Welcome back everyone! And an especially warm welcome to all our new pupils, their families and the new staff. I hope you had a wonderful summer and a great start to the new year.
One of the fantastic things about the holidays is that it enables me to see my own adult children who live in other countries now. With the flights that were taken by our family this summer I was impressed that my children have offset their carbon travel footprint and where feasible travelled across land by public transport rather than flying. We didn’t reach the impressive levels that Greta Thunberg did, sailing across the Atlantic to attend the climate conference, but I confess my children’s actions have encouraged me to do the same.
This summer I had the added excitement of learning that in January I will become a grandmother. As we as a family have become used to the idea that the next generation is on the way and have begun to think about the responsibility of that, it’s been lovely also to watch the preparations, the reading, the commitment and the sense of anticipation at the impending new arrival.

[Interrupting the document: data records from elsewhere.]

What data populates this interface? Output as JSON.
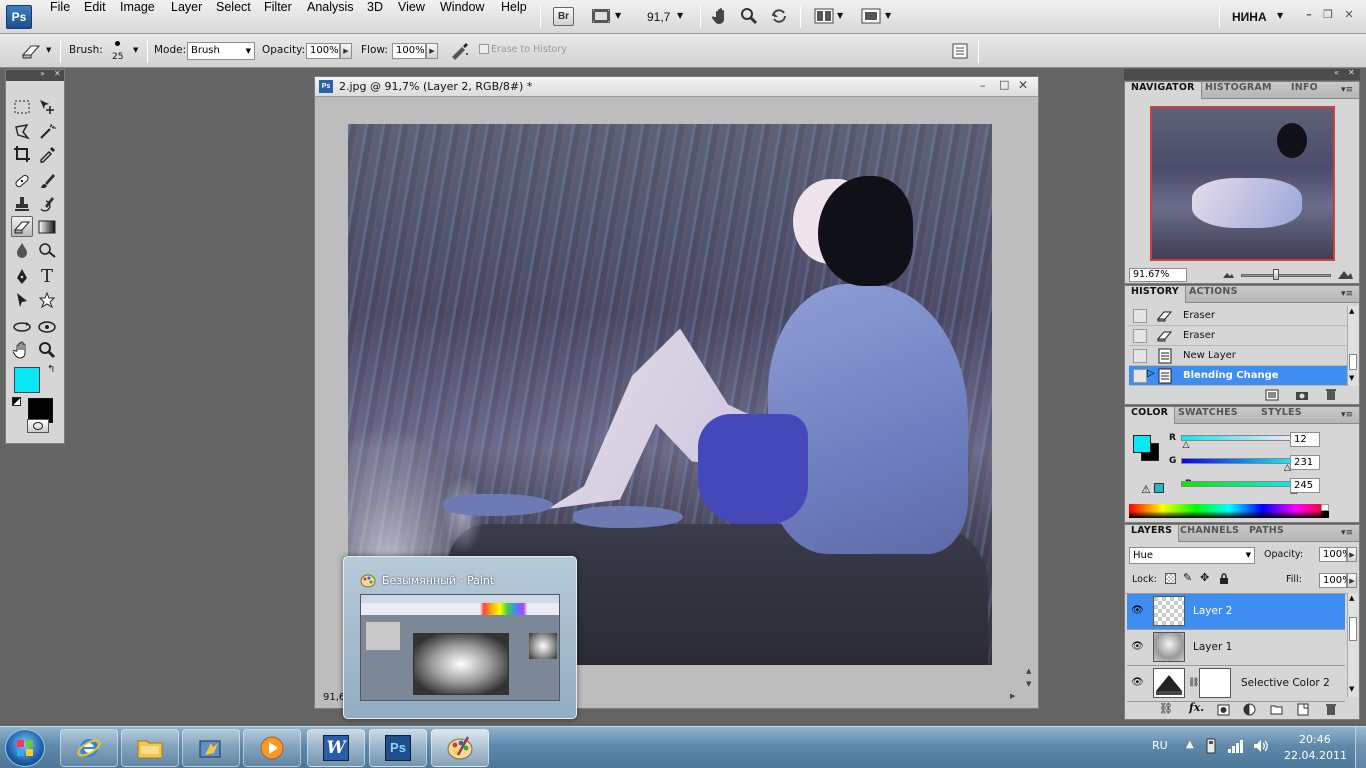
{
  "app": {
    "logo": "Ps",
    "user": "НИНА"
  },
  "menu": [
    "File",
    "Edit",
    "Image",
    "Layer",
    "Select",
    "Filter",
    "Analysis",
    "3D",
    "View",
    "Window",
    "Help"
  ],
  "appbar": {
    "bridge": "Br",
    "zoom": "91,7"
  },
  "options": {
    "brush_label": "Brush:",
    "brush_size": "25",
    "mode_label": "Mode:",
    "mode_value": "Brush",
    "opacity_label": "Opacity:",
    "opacity_value": "100%",
    "flow_label": "Flow:",
    "flow_value": "100%",
    "erase_history": "Erase to History"
  },
  "document": {
    "title": "2.jpg @ 91,7% (Layer 2, RGB/8#) *",
    "zoom_status": "91,6"
  },
  "colors": {
    "foreground": "#0ce7f5",
    "background": "#000000",
    "highlight": "#3d8ef0"
  },
  "navigator": {
    "tabs": [
      "NAVIGATOR",
      "HISTOGRAM",
      "INFO"
    ],
    "zoom": "91.67%"
  },
  "history": {
    "tabs": [
      "HISTORY",
      "ACTIONS"
    ],
    "items": [
      {
        "label": "Eraser",
        "icon": "eraser-icon"
      },
      {
        "label": "Eraser",
        "icon": "eraser-icon"
      },
      {
        "label": "New Layer",
        "icon": "document-icon"
      },
      {
        "label": "Blending Change",
        "icon": "document-icon"
      }
    ]
  },
  "color_panel": {
    "tabs": [
      "COLOR",
      "SWATCHES",
      "STYLES"
    ],
    "r": {
      "label": "R",
      "value": "12"
    },
    "g": {
      "label": "G",
      "value": "231"
    },
    "b": {
      "label": "B",
      "value": "245"
    }
  },
  "layers": {
    "tabs": [
      "LAYERS",
      "CHANNELS",
      "PATHS"
    ],
    "blend_mode": "Hue",
    "opacity_label": "Opacity:",
    "opacity_value": "100%",
    "lock_label": "Lock:",
    "fill_label": "Fill:",
    "fill_value": "100%",
    "items": [
      "Layer 2",
      "Layer 1",
      "Selective Color 2"
    ]
  },
  "popup": {
    "title": "Безымянный - Paint"
  },
  "taskbar": {
    "lang": "RU",
    "time": "20:46",
    "date": "22.04.2011"
  }
}
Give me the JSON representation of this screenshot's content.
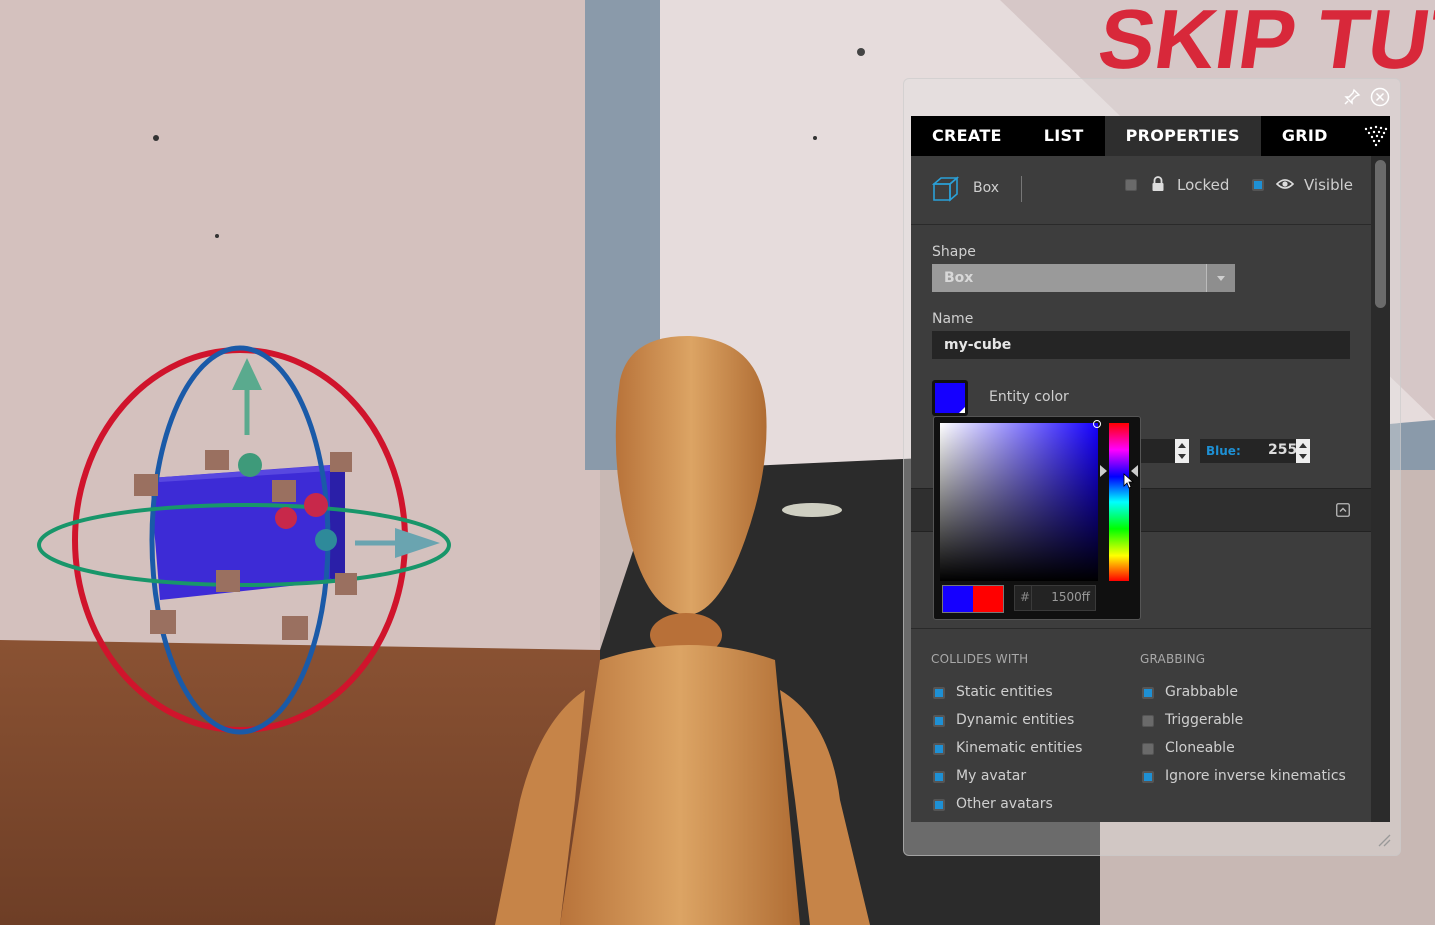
{
  "scene": {
    "wall_sign_text": "SKIP TUTORIAL"
  },
  "panel": {
    "pin_icon": "pin-icon",
    "close_icon": "close-circle-icon"
  },
  "tabs": [
    {
      "label": "CREATE"
    },
    {
      "label": "LIST"
    },
    {
      "label": "PROPERTIES",
      "active": true
    },
    {
      "label": "GRID"
    }
  ],
  "header": {
    "entity_type": "Box",
    "locked_label": "Locked",
    "locked_checked": false,
    "visible_label": "Visible",
    "visible_checked": true
  },
  "shape": {
    "label": "Shape",
    "value": "Box"
  },
  "name": {
    "label": "Name",
    "value": "my-cube"
  },
  "color": {
    "label": "Entity color",
    "swatch": "#1500ff",
    "blue_label": "Blue:",
    "blue_value": "255",
    "accent": "#1e90d4"
  },
  "picker": {
    "hash": "#",
    "hex_value": "1500ff",
    "new_color": "#1500ff",
    "old_color": "#ff0000"
  },
  "collides": {
    "caption": "COLLIDES WITH",
    "items": [
      {
        "label": "Static entities",
        "checked": true
      },
      {
        "label": "Dynamic entities",
        "checked": true
      },
      {
        "label": "Kinematic entities",
        "checked": true
      },
      {
        "label": "My avatar",
        "checked": true
      },
      {
        "label": "Other avatars",
        "checked": true
      }
    ]
  },
  "grabbing": {
    "caption": "GRABBING",
    "items": [
      {
        "label": "Grabbable",
        "checked": true
      },
      {
        "label": "Triggerable",
        "checked": false
      },
      {
        "label": "Cloneable",
        "checked": false
      },
      {
        "label": "Ignore inverse kinematics",
        "checked": true
      }
    ]
  }
}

One of the unexpected gains of the reading material that my son and his wife are working through is the delightful news that all the pointers to good parenting outlined in the book, which is based on scientific research about childrearing, are things that largely they recognised as having been done by us to them. Hurrah, I say. Well done us.
But of course as we were reminded in our training this week, this most important job of bringing up children is something that as parents we simply do not have training for and so it is vital to share worries, challenges, theories and learning on the subject with other parents so that collectively we can learn to do exactly what is needed to bring out the very best in our children.
As the new year begins in earnest this week, the staff have enjoyed three days of training and preparation and some quality input from a range of professionals to help and guide them, as every year, in reflecting and refining what they do. We’ve covered safeguarding, working closely with parents, using TAs effectively, thinking about increasing engagement through questioning, training about IT and lifeguarding. It’s been a busy time but a stimulating one.
But for us the learning doesn’t stop when the teaching starts. In fact the opposite is true because as receptive and reflective practitioners we gather information all day long about what is needed by our pupils and you as parents can help us in that endeavour by letting us know significant things that will help us respond. Certainly teaching is shaped by the feedback we get, by the engagement we sense, by the inspiration we detect and we learn from as well as about the pupils we teach.
Just as I learnt from my adult family this summer so too we all learn from collaborating with you and with your children. Here’s to a fantastic year together !